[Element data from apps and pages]
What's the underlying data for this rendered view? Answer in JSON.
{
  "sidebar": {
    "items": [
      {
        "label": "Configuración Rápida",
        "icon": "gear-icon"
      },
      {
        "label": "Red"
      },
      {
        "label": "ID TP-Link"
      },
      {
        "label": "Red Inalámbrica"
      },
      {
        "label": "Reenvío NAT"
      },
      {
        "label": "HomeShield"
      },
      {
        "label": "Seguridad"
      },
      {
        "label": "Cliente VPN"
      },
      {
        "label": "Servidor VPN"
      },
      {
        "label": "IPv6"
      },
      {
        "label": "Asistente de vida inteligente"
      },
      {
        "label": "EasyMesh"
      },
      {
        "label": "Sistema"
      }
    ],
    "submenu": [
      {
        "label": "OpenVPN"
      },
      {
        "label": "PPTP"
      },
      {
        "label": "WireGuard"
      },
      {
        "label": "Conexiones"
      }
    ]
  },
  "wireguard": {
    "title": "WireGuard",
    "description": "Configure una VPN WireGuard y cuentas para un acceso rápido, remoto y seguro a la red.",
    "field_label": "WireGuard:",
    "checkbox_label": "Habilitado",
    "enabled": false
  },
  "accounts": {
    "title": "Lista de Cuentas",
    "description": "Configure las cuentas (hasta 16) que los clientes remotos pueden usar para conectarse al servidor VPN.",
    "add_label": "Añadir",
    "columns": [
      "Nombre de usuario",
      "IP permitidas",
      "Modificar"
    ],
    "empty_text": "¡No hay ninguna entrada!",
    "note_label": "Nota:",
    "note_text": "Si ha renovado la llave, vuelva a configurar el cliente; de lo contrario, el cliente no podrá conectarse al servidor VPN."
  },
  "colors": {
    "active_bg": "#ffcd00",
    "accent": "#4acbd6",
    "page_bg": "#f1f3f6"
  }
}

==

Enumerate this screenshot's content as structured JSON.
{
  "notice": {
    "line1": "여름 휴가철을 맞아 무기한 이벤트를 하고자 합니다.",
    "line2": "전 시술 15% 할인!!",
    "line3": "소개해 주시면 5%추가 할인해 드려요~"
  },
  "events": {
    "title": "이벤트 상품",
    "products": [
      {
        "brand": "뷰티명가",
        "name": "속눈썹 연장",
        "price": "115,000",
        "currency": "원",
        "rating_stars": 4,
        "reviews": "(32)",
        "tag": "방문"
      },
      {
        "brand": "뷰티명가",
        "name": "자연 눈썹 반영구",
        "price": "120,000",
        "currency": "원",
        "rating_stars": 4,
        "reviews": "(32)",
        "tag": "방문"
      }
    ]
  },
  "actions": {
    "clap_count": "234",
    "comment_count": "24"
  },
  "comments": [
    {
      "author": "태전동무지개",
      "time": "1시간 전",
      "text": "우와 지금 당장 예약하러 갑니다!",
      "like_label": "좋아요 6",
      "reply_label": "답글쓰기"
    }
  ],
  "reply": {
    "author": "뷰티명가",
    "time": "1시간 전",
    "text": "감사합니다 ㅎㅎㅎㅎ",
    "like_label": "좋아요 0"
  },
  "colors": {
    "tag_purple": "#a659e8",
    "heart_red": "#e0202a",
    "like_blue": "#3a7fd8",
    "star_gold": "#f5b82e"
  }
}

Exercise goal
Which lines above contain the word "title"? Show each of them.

Written reply
    "title": "WireGuard",
    "title": "Lista de Cuentas",
    "title": "이벤트 상품",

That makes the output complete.